‘Is there a 69?’ asked Ubiquarian with a grin.
‘Yes,’ replied Statistics, smiling. ‘She, yes, it’s a she, is the subject of much tittering among visiting words. Sport has led to a few numbers gaining a profile; 180 owes its existence to darts, 147 to snooker, 1,966 has a certain status amongst English football fans as does 1,970 for Brazilians but the most far-fetched one is from Australia where 99.94 lives in their equivalent of Fibonacci House…something to do with cricket, apparently. Just as some numbers decline in popularity, others emerge to replace them…for instance, when the National Lottery began, there was a clamour for 49. I think that, at any given time, there are between 700 and 800 numbers in existence.’
‘That many? Fibonacci House must be the ideal place to lose oneself…should one so wish.’
‘Oh, it’s been done before. They love telling you about words who defected to become numbers although I’ve never found out who they are. They get all secretive when you ask. I guess I can see why; we’d give similar protection to a number which turned.’
‘Hmmmm, I’m not so sure. Think how uppity we can get at the prospect of a new word in the OED. I can speak from recent experience.’
‘Your own, I presume? You did say that you’re not an officially accepted word.’
Ubiquarian paused; he was unsure how much he could confide in his new acquaintance and Statistics sensed his hesitancy. ‘Now you’re getting mysterious. Still, I’m sure you have your reasons so I’ll leave it there. I have to go; I have some data to collect. Nice talking to you and good luck with your quest.’

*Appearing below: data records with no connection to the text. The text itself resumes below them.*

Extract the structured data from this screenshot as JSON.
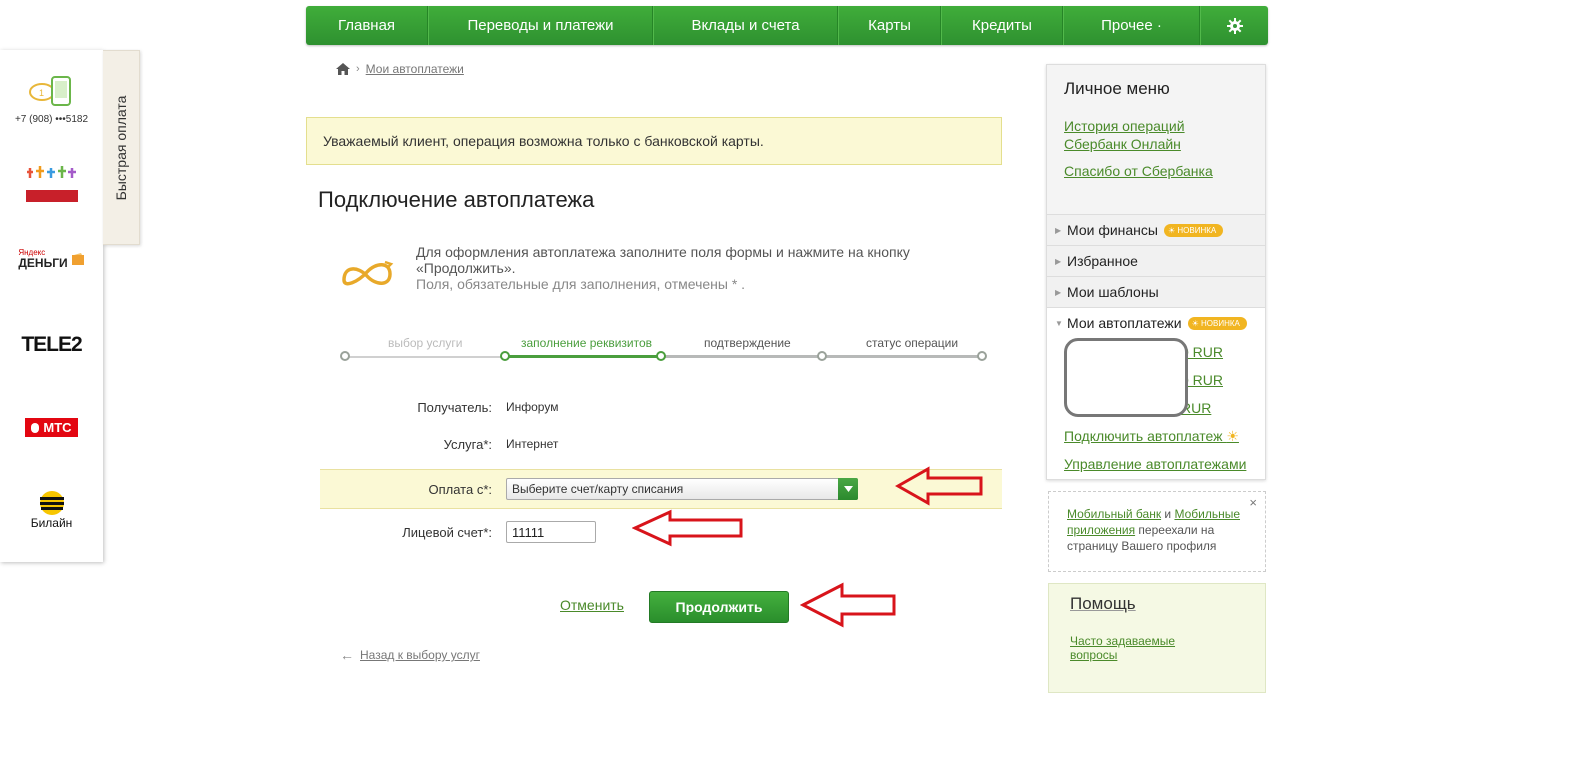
{
  "nav": {
    "items": [
      "Главная",
      "Переводы и платежи",
      "Вклады и счета",
      "Карты",
      "Кредиты",
      "Прочее ·"
    ],
    "settings_icon": "gear-icon"
  },
  "quick_pay": {
    "tab_label": "Быстрая оплата",
    "phone": "+7 (908) •••5182",
    "providers": {
      "yandex_line1": "Яндекс",
      "yandex_line2": "ДЕНЬГИ",
      "tele2": "TELE2",
      "mts": "МТС",
      "beeline": "Билайн"
    }
  },
  "breadcrumb": {
    "home_icon": "home-icon",
    "link": "Мои автоплатежи"
  },
  "notice": "Уважаемый клиент, операция возможна только с банковской карты.",
  "title": "Подключение автоплатежа",
  "intro": {
    "text": "Для оформления автоплатежа заполните поля формы и нажмите на кнопку «Продолжить».",
    "required": "Поля, обязательные для заполнения, отмечены * ."
  },
  "steps": [
    "выбор услуги",
    "заполнение реквизитов",
    "подтверждение",
    "статус операции"
  ],
  "form": {
    "recipient_label": "Получатель:",
    "recipient_value": "Инфорум",
    "service_label": "Услуга*:",
    "service_value": "Интернет",
    "payfrom_label": "Оплата с*:",
    "payfrom_value": "Выберите счет/карту списания",
    "account_label": "Лицевой счет*:",
    "account_value": "11111"
  },
  "actions": {
    "cancel": "Отменить",
    "continue": "Продолжить",
    "back": "Назад к выбору услуг"
  },
  "personal_menu": {
    "title": "Личное меню",
    "links": [
      "История операций Сбербанк Онлайн",
      "Спасибо от Сбербанка"
    ],
    "sections": [
      {
        "label": "Мои финансы",
        "badge": "НОВИНКА"
      },
      {
        "label": "Избранное"
      },
      {
        "label": "Мои шаблоны"
      }
    ],
    "autopay": {
      "label": "Мои автоплатежи",
      "badge": "НОВИНКА",
      "amounts": [
        "0 RUR",
        "0 RUR",
        "RUR"
      ],
      "connect": "Подключить автоплатеж",
      "manage": "Управление автоплатежами"
    }
  },
  "mobile_notice": {
    "link1": "Мобильный банк",
    "and": " и ",
    "link2": "Мобильные приложения",
    "rest": " переехали на страницу Вашего профиля",
    "close": "×"
  },
  "help": {
    "title": "Помощь",
    "link": "Часто задаваемые вопросы"
  },
  "colors": {
    "brand_green": "#2e9130",
    "link_green": "#4a8a2a",
    "notice_bg": "#fbf9d5",
    "arrow_red": "#d8141b",
    "badge": "#f1b521"
  }
}
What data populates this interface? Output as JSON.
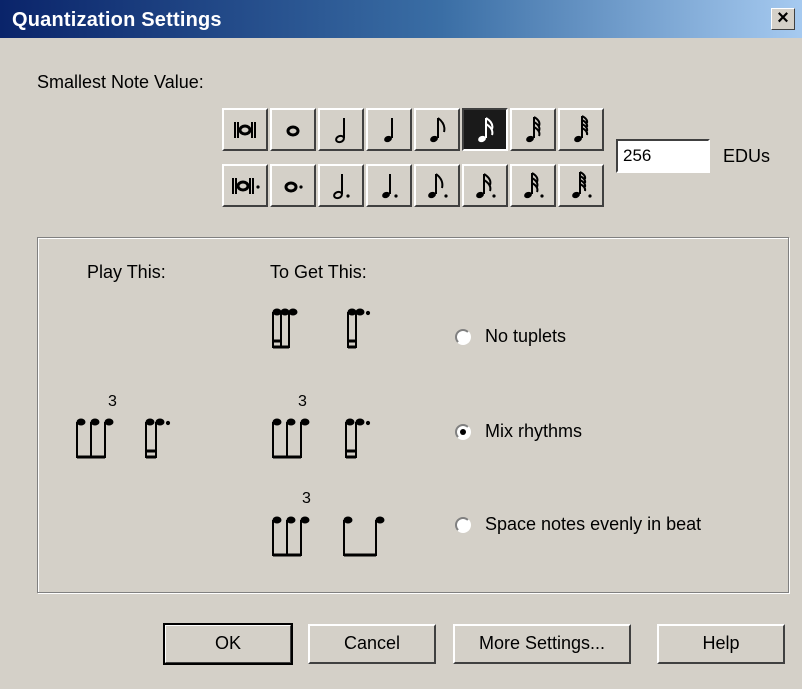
{
  "window": {
    "title": "Quantization Settings",
    "close_label": "×"
  },
  "smallest_note": {
    "label": "Smallest Note Value:",
    "rows": [
      [
        "double-whole-note",
        "whole-note",
        "half-note",
        "quarter-note",
        "eighth-note",
        "sixteenth-note",
        "thirty-second-note",
        "sixty-fourth-note"
      ],
      [
        "dotted-double-whole-note",
        "dotted-whole-note",
        "dotted-half-note",
        "dotted-quarter-note",
        "dotted-eighth-note",
        "dotted-sixteenth-note",
        "dotted-thirty-second-note",
        "dotted-sixty-fourth-note"
      ]
    ],
    "selected": "sixteenth-note",
    "edu_value": "256",
    "edu_label": "EDUs"
  },
  "group": {
    "play_label": "Play This:",
    "get_label": "To Get This:",
    "tuplet_numbers": [
      "3",
      "3",
      "3"
    ],
    "options": [
      {
        "label": "No tuplets",
        "checked": false
      },
      {
        "label": "Mix rhythms",
        "checked": true
      },
      {
        "label": "Space notes evenly in beat",
        "checked": false
      }
    ]
  },
  "buttons": {
    "ok": "OK",
    "cancel": "Cancel",
    "more": "More Settings...",
    "help": "Help"
  }
}
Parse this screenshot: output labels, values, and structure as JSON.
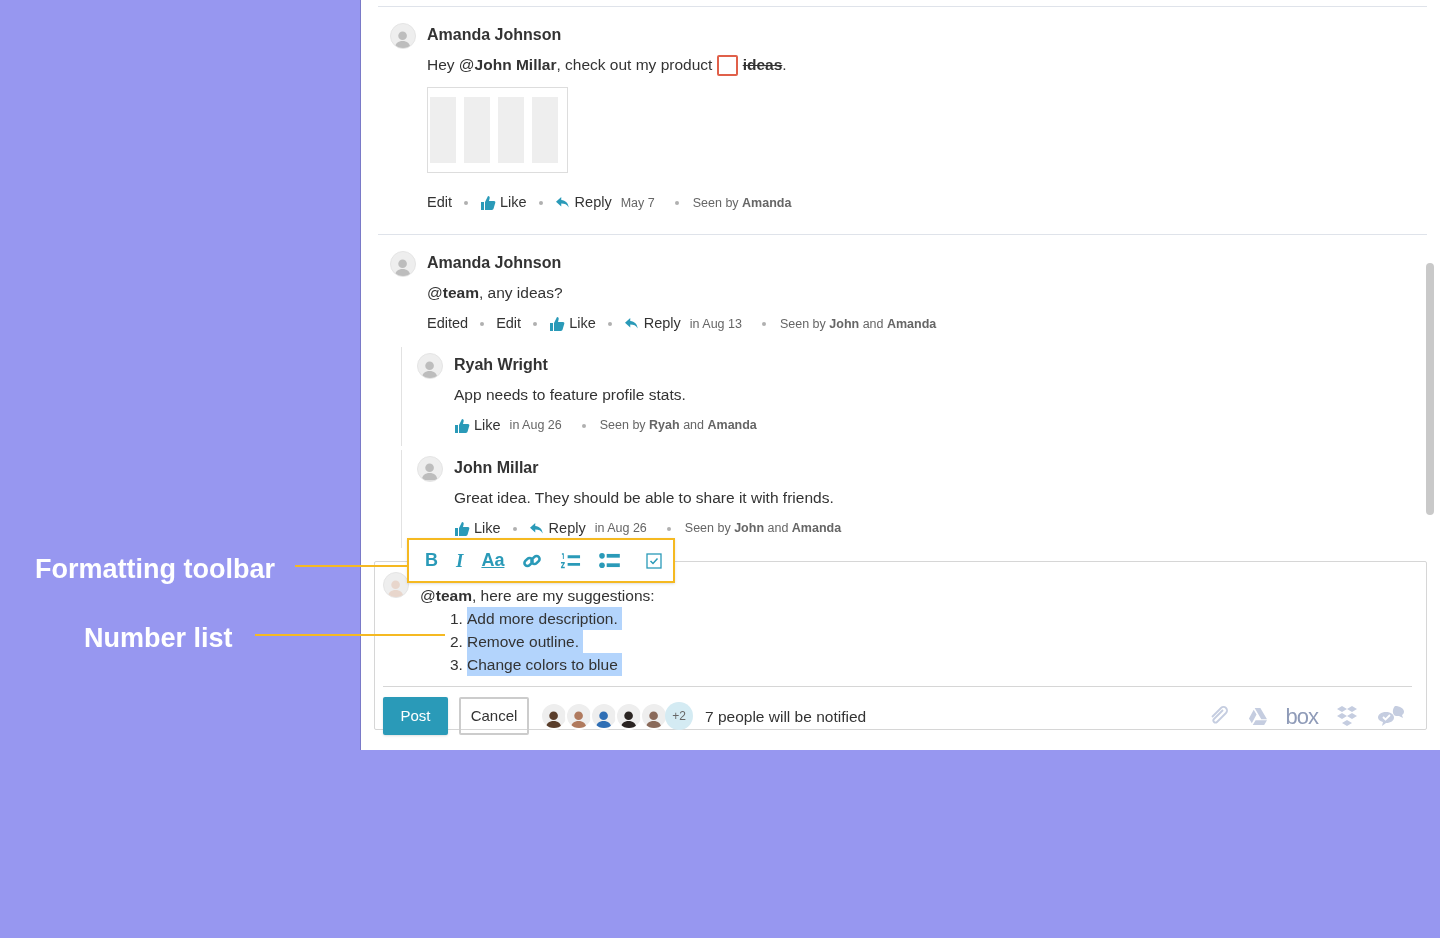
{
  "annotations": [
    {
      "kind": "toolbar",
      "label": "Formatting toolbar"
    },
    {
      "kind": "list",
      "label": "Number list"
    }
  ],
  "comments": [
    {
      "author": "Amanda Johnson",
      "message": [
        {
          "kind": "text",
          "text": "Hey @"
        },
        {
          "kind": "bold",
          "text": "John Millar"
        },
        {
          "kind": "text",
          "text": ", check out my product "
        },
        {
          "kind": "checkbox",
          "checked": false
        },
        {
          "kind": "strike",
          "text": "ideas"
        },
        {
          "kind": "text",
          "text": "."
        }
      ],
      "attachment": true,
      "actions": [
        {
          "kind": "edit",
          "label": "Edit"
        },
        {
          "kind": "like",
          "label": "Like"
        },
        {
          "kind": "reply",
          "label": "Reply"
        }
      ],
      "time": "May 7",
      "seen": "Seen by **Amanda**"
    },
    {
      "author": "Amanda Johnson",
      "message": [
        {
          "kind": "text",
          "text": "@"
        },
        {
          "kind": "bold",
          "text": "team"
        },
        {
          "kind": "text",
          "text": ", any ideas?"
        }
      ],
      "actions": [
        {
          "kind": "edited",
          "label": "Edited"
        },
        {
          "kind": "edit",
          "label": "Edit"
        },
        {
          "kind": "like",
          "label": "Like"
        },
        {
          "kind": "reply",
          "label": "Reply"
        }
      ],
      "time": "in Aug 13",
      "seen": "Seen by **John** and **Amanda**",
      "replies": [
        {
          "author": "Ryah Wright",
          "message": [
            {
              "kind": "text",
              "text": "App needs to feature profile stats."
            }
          ],
          "actions": [
            {
              "kind": "like",
              "label": "Like"
            }
          ],
          "time": "in Aug 26",
          "seen": "Seen by **Ryah** and **Amanda**"
        },
        {
          "author": "John Millar",
          "message": [
            {
              "kind": "text",
              "text": "Great idea. They should be able to share it with friends."
            }
          ],
          "actions": [
            {
              "kind": "like",
              "label": "Like"
            },
            {
              "kind": "reply",
              "label": "Reply"
            }
          ],
          "time": "in Aug 26",
          "seen": "Seen by **John** and **Amanda**"
        }
      ]
    }
  ],
  "composer": {
    "toolbar": [
      {
        "kind": "bold",
        "label": "B"
      },
      {
        "kind": "italic",
        "label": "I"
      },
      {
        "kind": "size",
        "label": "Aa"
      },
      {
        "kind": "link"
      },
      {
        "kind": "numbered"
      },
      {
        "kind": "bullets"
      },
      {
        "kind": "checkbox"
      }
    ],
    "intro": "@**team**, here are my suggestions:",
    "list": [
      {
        "number": "1.",
        "text": "Add more description.",
        "highlighted": true
      },
      {
        "number": "2.",
        "text": "Remove outline.",
        "highlighted": true
      },
      {
        "number": "3.",
        "text": "Change colors to blue",
        "highlighted": true
      }
    ],
    "buttons": [
      {
        "kind": "primary",
        "label": "Post"
      },
      {
        "kind": "secondary",
        "label": "Cancel"
      }
    ],
    "notify_avatars": [
      {
        "color": "#5a3e2b"
      },
      {
        "color": "#b07a5e"
      },
      {
        "color": "#2f6fb5"
      },
      {
        "color": "#2a2422"
      },
      {
        "color": "#8a6a5a"
      }
    ],
    "more_count": "+2",
    "notify_text": "7 people will be notified",
    "integrations": [
      {
        "kind": "clip"
      },
      {
        "kind": "drive"
      },
      {
        "kind": "box",
        "label": "box"
      },
      {
        "kind": "dropbox"
      },
      {
        "kind": "chat"
      }
    ]
  }
}
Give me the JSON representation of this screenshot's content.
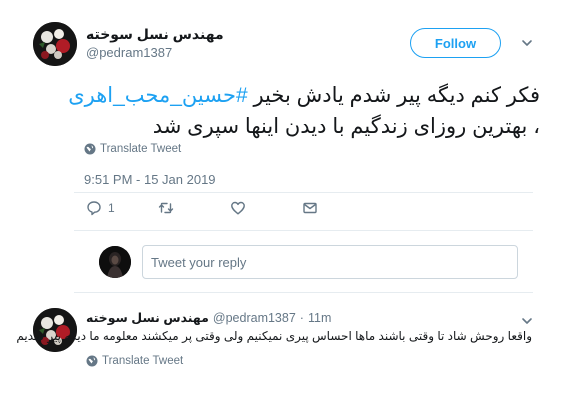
{
  "colors": {
    "accent": "#1da1f2",
    "secondary_text": "#657786",
    "border": "#e6ecf0"
  },
  "tweet": {
    "author_name": "مهندس نسل سوخته",
    "author_handle": "@pedram1387",
    "follow_label": "Follow",
    "text_line1_prefix": "فکر کنم دیگه پیر شدم یادش بخیر ",
    "hashtag": "#حسین_محب_اهری",
    "text_line2": "، بهترین روزای زندگیم با دیدن اینها سپری شد",
    "translate_label": "Translate Tweet",
    "timestamp": "9:51 PM - 15 Jan 2019",
    "reply_count": "1",
    "icons": [
      "reply-icon",
      "retweet-icon",
      "like-icon",
      "message-icon",
      "globe-icon",
      "chevron-down-icon"
    ]
  },
  "reply_box": {
    "placeholder": "Tweet your reply"
  },
  "reply": {
    "author_name": "مهندس نسل سوخته",
    "author_handle": "@pedram1387",
    "separator": "·",
    "time": "11m",
    "text": "واقعا روحش شاد تا وقتی باشند ماها احساس پیری نمیکنیم ولی وقتی پر میکشند معلومه ما دیگه پیر شدیم",
    "translate_label": "Translate Tweet"
  }
}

The two shook hands and Statistics walked away. Ubiquarian’s curiosity had been piqued by this fleeting glimpse into another environment. Words harboured an in-built animosity towards their numerical equivalents; maybe not animosity but definitely a sense of superiority. It never occurred to Ubiquarian that this was reciprocated and he realised that he’d never actually spoken to a number. He was now seized by a desire to do so. He ran towards the door after Statistics and flung it open. Statistics swivelled around towards him, tensed.
‘Ubiquarian!’ he exclaimed. ‘Jesus, don’t do that. You scared the hell out of me. I thought I was about to be mugged by 404 or one of those numbers everyone here is a bit wary of. What’s up?’
‘I’ve got a favour to ask. Can you introduce me to a number; you know, one of the more loquacious ones? I’ve never spoken to one before and I’m curious to see what they’re like.’